Speaking of getting up to speed and apprised of the latest trends, be sure to add these to your list of regular must-reads:
While you can do a tremendous amount to self-educate in the CSR/social impact space, there is absolutely no substitute for building your professional network in this industry. We dug into this concept more fully in the webinar, but one fantastic resource from a social impact guru herself is Susan McPherson’s excellent book, The Lost Art of Connecting (Susan’s newsletter is also a must-subscribe!).
The pandemic has upended work schedules more than perhaps any other component of work, forcing conversations of flexible work schedules. Core to this discussion is our collective desire for autonomy: to carve our own path, write our own ticket.
In many ways, if you’ve been in the CSR/social impact space more than a handful of years, you’ve been part of creating this sector and you deserve to leverage that experience for your benefit! That means you’ve earned the right to push the boundaries a bit.
You probably see many ways you could be adding more value to your company in (or beyond) your current role, so consider leaning into self-advocacy and practicing having important conversations with your leader that follow this framework:
- “Here’s what I’ve done over the past 12 months to demonstrate value above and beyond my role and here are the ways those activities have benefited this team, this program, this company. Do you agree that this has been beneficial?”
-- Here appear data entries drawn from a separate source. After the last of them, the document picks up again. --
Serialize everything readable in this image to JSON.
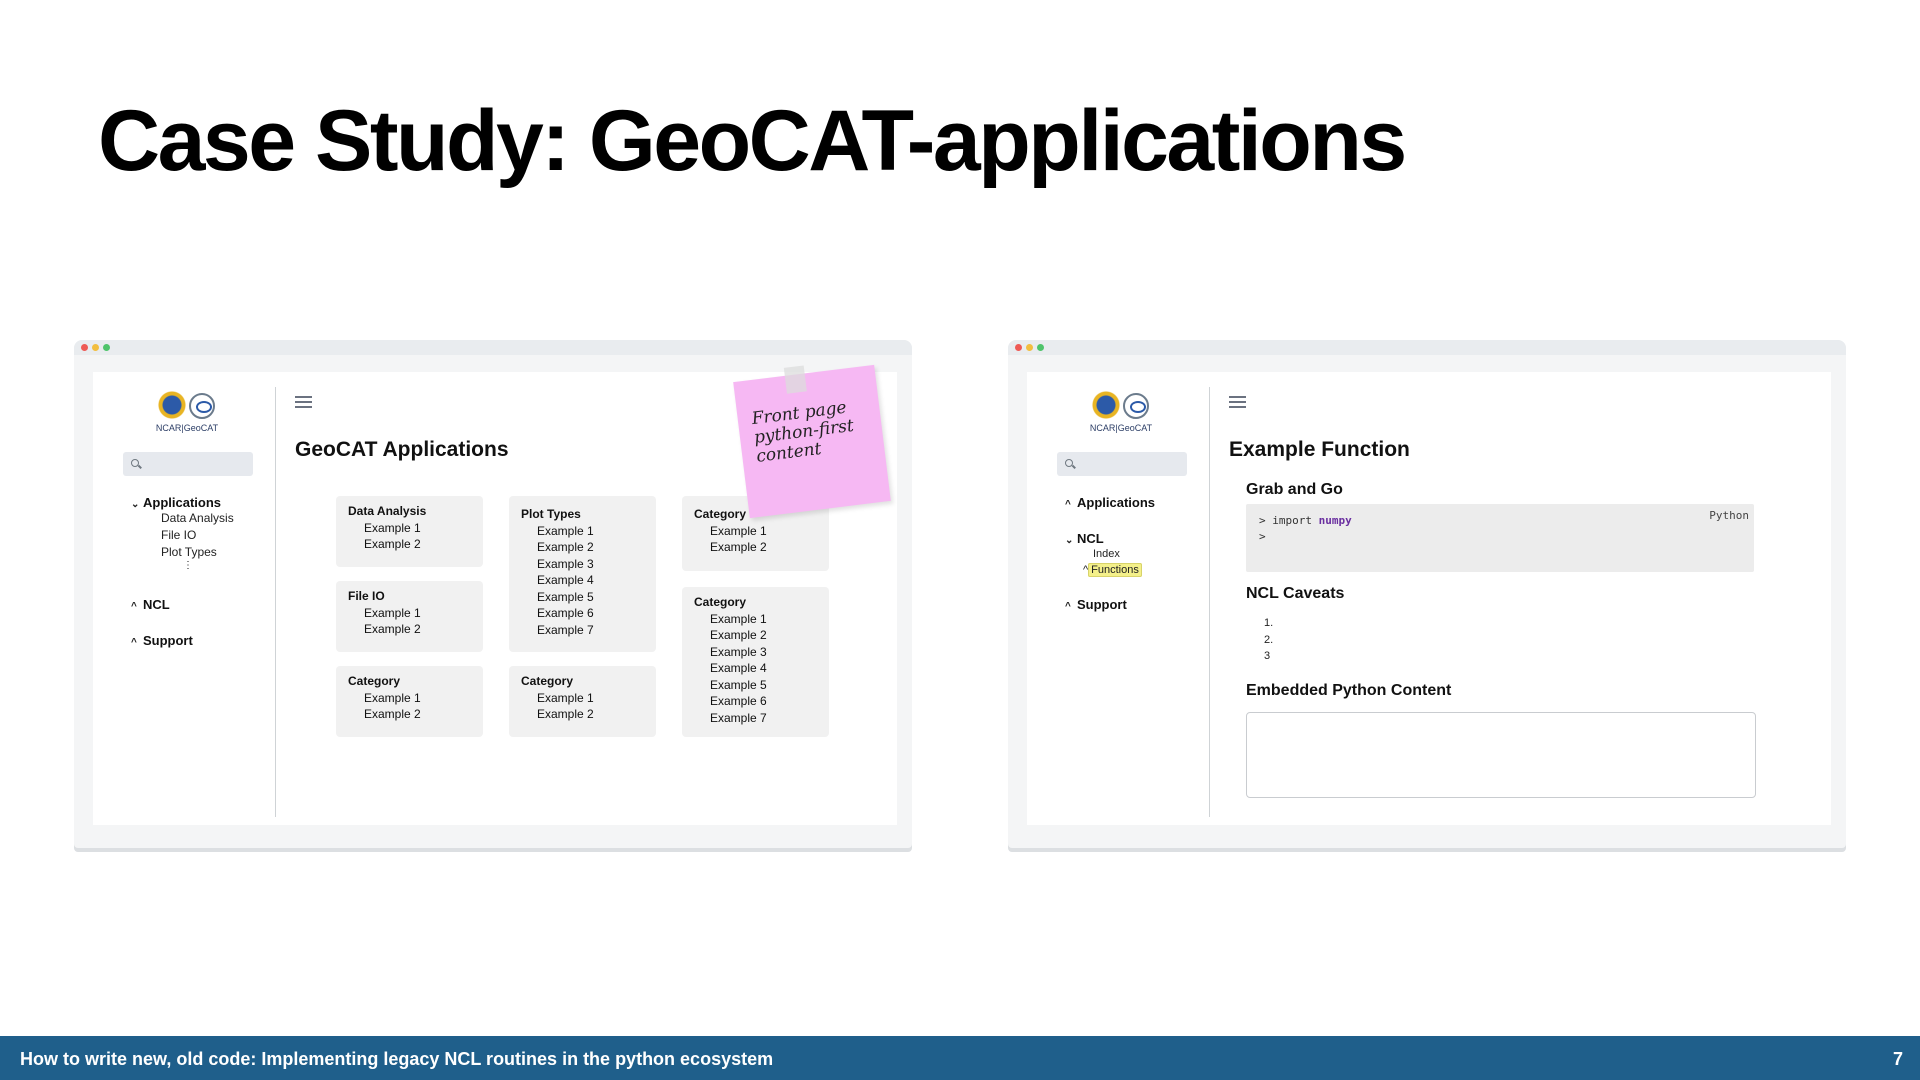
{
  "slide": {
    "title": "Case Study: GeoCAT-applications"
  },
  "left_mockup": {
    "logo_text": "NCAR|GeoCAT",
    "nav": {
      "applications": "Applications",
      "app_items": [
        "Data Analysis",
        "File IO",
        "Plot Types",
        "⋮"
      ],
      "ncl": "NCL",
      "support": "Support"
    },
    "page_title": "GeoCAT Applications",
    "cards": [
      {
        "title": "Data Analysis",
        "items": [
          "Example 1",
          "Example 2"
        ]
      },
      {
        "title": "File IO",
        "items": [
          "Example 1",
          "Example 2"
        ]
      },
      {
        "title": "Category",
        "items": [
          "Example 1",
          "Example 2"
        ]
      },
      {
        "title": "Plot Types",
        "items": [
          "Example 1",
          "Example 2",
          "Example 3",
          "Example 4",
          "Example 5",
          "Example 6",
          "Example 7"
        ]
      },
      {
        "title": "Category",
        "items": [
          "Example 1",
          "Example 2"
        ]
      },
      {
        "title": "Category",
        "items": [
          "Example 1",
          "Example 2"
        ]
      },
      {
        "title": "Category",
        "items": [
          "Example 1",
          "Example 2",
          "Example 3",
          "Example 4",
          "Example 5",
          "Example 6",
          "Example 7"
        ]
      }
    ],
    "sticky_note": [
      "Front page",
      "python-first",
      "content"
    ]
  },
  "right_mockup": {
    "logo_text": "NCAR|GeoCAT",
    "nav": {
      "applications": "Applications",
      "ncl": "NCL",
      "ncl_items": [
        "Index",
        "Functions"
      ],
      "support": "Support"
    },
    "page_title": "Example Function",
    "grab_and_go": "Grab and Go",
    "code": {
      "prompt": ">",
      "text": "import",
      "module": "numpy",
      "prompt2": ">",
      "language": "Python"
    },
    "caveats_title": "NCL Caveats",
    "caveats": [
      "1.",
      "2.",
      "3"
    ],
    "embedded_title": "Embedded Python Content"
  },
  "footer": {
    "text": "How to write new, old code: Implementing legacy NCL routines in the python ecosystem",
    "page_number": "7"
  },
  "colors": {
    "footer_bg": "#1f5f8b",
    "sticky": "#f6b8f3",
    "highlight": "#f4f08a"
  }
}
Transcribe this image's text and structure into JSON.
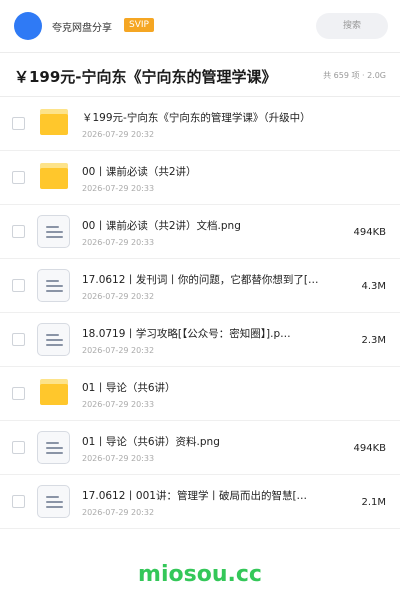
{
  "topbar": {
    "site_name": "夸克网盘分享",
    "badge": "SVIP",
    "search_placeholder": "搜索"
  },
  "header": {
    "title": "￥199元-宁向东《宁向东的管理学课》",
    "meta": "共 659 项 · 2.0G"
  },
  "files": [
    {
      "type": "folder",
      "name": "￥199元-宁向东《宁向东的管理学课》（升级中）",
      "date": "2026-07-29 20:32",
      "size": ""
    },
    {
      "type": "folder",
      "name": "00丨课前必读（共2讲）",
      "date": "2026-07-29 20:33",
      "size": ""
    },
    {
      "type": "file",
      "name": "00丨课前必读（共2讲）文档.png",
      "date": "2026-07-29 20:33",
      "size": "494KB"
    },
    {
      "type": "file",
      "name": "17.0612丨发刊词丨你的问题，它都替你想到了[…",
      "date": "2026-07-29 20:32",
      "size": "4.3M"
    },
    {
      "type": "file",
      "name": "18.0719丨学习攻略[【公众号：密知圈】].p…",
      "date": "2026-07-29 20:32",
      "size": "2.3M"
    },
    {
      "type": "folder",
      "name": "01丨导论（共6讲）",
      "date": "2026-07-29 20:33",
      "size": ""
    },
    {
      "type": "file",
      "name": "01丨导论（共6讲）资料.png",
      "date": "2026-07-29 20:33",
      "size": "494KB"
    },
    {
      "type": "file",
      "name": "17.0612丨001讲：管理学丨破局而出的智慧[…",
      "date": "2026-07-29 20:32",
      "size": "2.1M"
    }
  ],
  "watermark": "miosou.cc",
  "colors": {
    "accent": "#2f7af5",
    "badge": "#f5a623",
    "folder": "#ffc72c",
    "watermark": "#34c759"
  }
}
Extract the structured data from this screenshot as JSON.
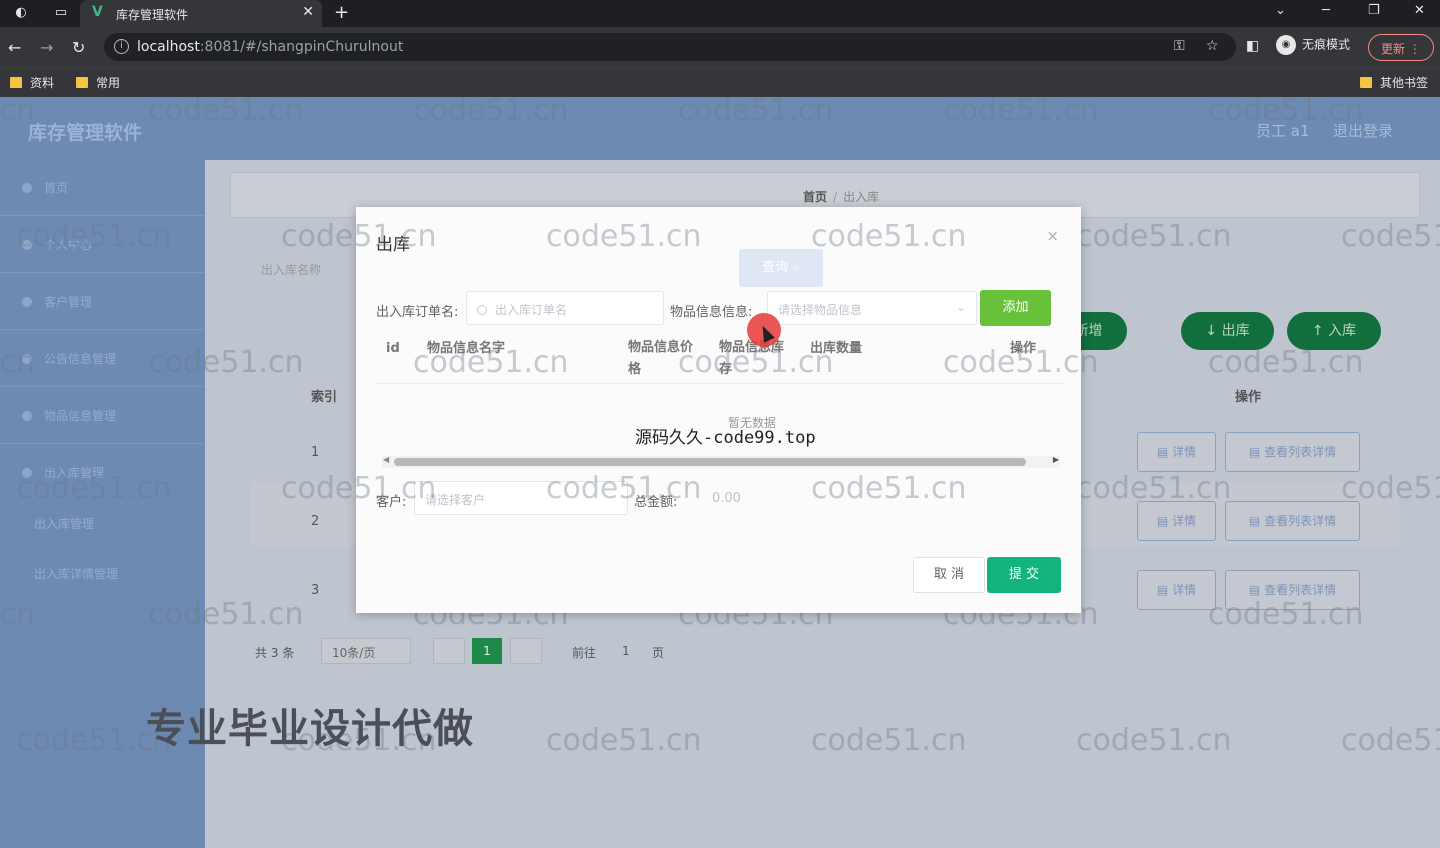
{
  "browser": {
    "tab_title": "库存管理软件",
    "tab_close": "✕",
    "new_tab": "+",
    "url_host": "localhost",
    "url_rest": ":8081/#/shangpinChurulnout",
    "incognito_label": "无痕模式",
    "update_label": "更新",
    "bookmarks": [
      "资料",
      "常用"
    ],
    "other_bookmarks": "其他书签"
  },
  "app": {
    "title": "库存管理软件",
    "header_user": "员工 a1",
    "logout": "退出登录",
    "sidebar": {
      "items": [
        "首页",
        "个人中心",
        "客户管理",
        "公告信息管理",
        "物品信息管理",
        "出入库管理"
      ],
      "sub_items": [
        "出入库管理",
        "出入库详情管理"
      ]
    },
    "breadcrumb": {
      "home": "首页",
      "current": "出入库"
    },
    "search_label": "出入库名称",
    "buttons": {
      "add": "新增",
      "out": "出库",
      "in": "入库"
    },
    "table": {
      "headers": {
        "index": "索引",
        "ops": "操作"
      },
      "rows": [
        "1",
        "2",
        "3"
      ],
      "detail": "详情",
      "list_detail": "查看列表详情"
    },
    "pager": {
      "total": "共 3 条",
      "size": "10条/页",
      "page": "1",
      "goto": "前往",
      "goto_val": "1",
      "page_suffix": "页"
    }
  },
  "dialog": {
    "title": "出库",
    "close": "×",
    "search_btn": "查询",
    "order_label": "出入库订单名:",
    "order_placeholder": "出入库订单名",
    "goods_label": "物品信息信息:",
    "goods_placeholder": "请选择物品信息",
    "add_btn": "添加",
    "columns": [
      "id",
      "物品信息名字",
      "物品信息价格",
      "物品信息库存",
      "出库数量",
      "操作"
    ],
    "empty": "暂无数据",
    "customer_label": "客户:",
    "customer_placeholder": "请选择客户",
    "total_label": "总金额:",
    "total_value": "0.00",
    "cancel": "取 消",
    "submit": "提 交"
  },
  "overlay": {
    "code_text": "源码久久-code99.top",
    "ad_text": "专业毕业设计代做",
    "watermark": "code51.cn"
  }
}
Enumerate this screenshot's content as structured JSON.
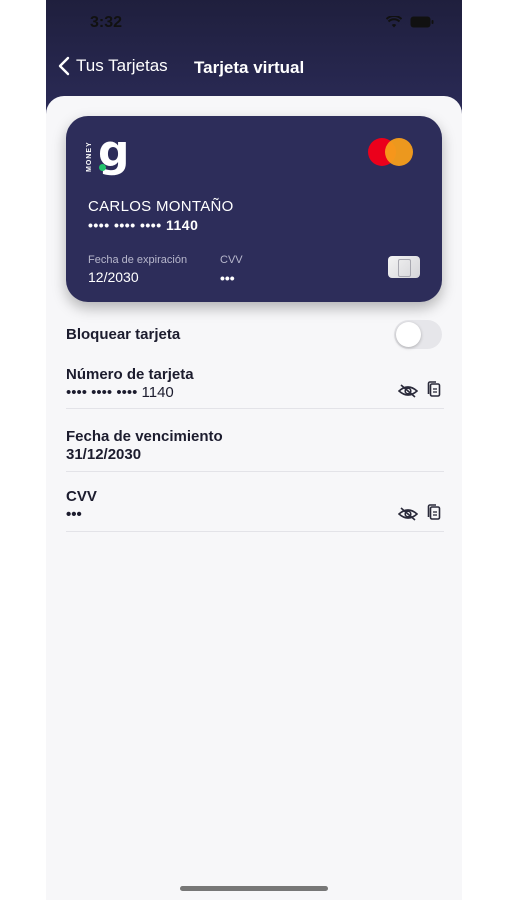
{
  "status": {
    "time": "3:32"
  },
  "nav": {
    "back_label": "Tus Tarjetas",
    "title": "Tarjeta virtual"
  },
  "card": {
    "brand_small": "MONEY",
    "brand_letter": "g",
    "holder": "CARLOS MONTAÑO",
    "number": "•••• •••• •••• 1140",
    "expiration_label": "Fecha de expiración",
    "expiration_value": "12/2030",
    "cvv_label": "CVV",
    "cvv_value": "•••",
    "network_icon": "mastercard-icon"
  },
  "settings": {
    "block_label": "Bloquear tarjeta",
    "block_enabled": false,
    "card_number_label": "Número de tarjeta",
    "card_number_value": "•••• •••• •••• 1140",
    "expiry_label": "Fecha de vencimiento",
    "expiry_value": "31/12/2030",
    "cvv_label": "CVV",
    "cvv_value": "•••"
  },
  "colors": {
    "header": "#1f1f3d",
    "card": "#2d2d5a",
    "accent_green": "#22c36b",
    "mc_red": "#eb001b",
    "mc_orange": "#f79e1b"
  }
}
- “Because of the results we’re seeing, I’d like to propose [position, role, program] and I’d like to work on it myself. To do so, I would either need to remove the following items from my plate or receive a 10% raise. I’m not asking for that now, of course, but I’d love to know your gut reaction.”
- “I’m committed to this team and to what we’re trying to achieve together. If there are other ways I can improve or add value, I’d love to. In the meantime, can we go ahead and set up a time to follow up on this conversation?”
The Most Important Step? The First One!
Phew! That’s a lot of information (and this post merely scratches the surface of the content covered in the webinar and that will be available on the new platform, RW Social REV) and may feel overwhelming. Go back and skim this post again – what jumps out at you or makes you feel a little bit excited? Focus in on that first.
Above all, it’s important that you leave this post with the understanding that your career is important – YOU are important – and deserve a professional life that is well-aligned with the essence of who you are so your full potential can be unlocked.
And if this doesn’t resonate for you, we get it. Sometimes there are periods in our life and career where contentedness is a higher priority than achievement: maintain what’s working, mitigate company risk, opt out of the burnout game. We get it – and we have resources coming for that, too.
But if helps you muster the gusto, consider your development – your success – an act of service for our entire industry. We have much to do and we need you at your highest level of contribution – in your deepest power – to create meaningful, scalable impact!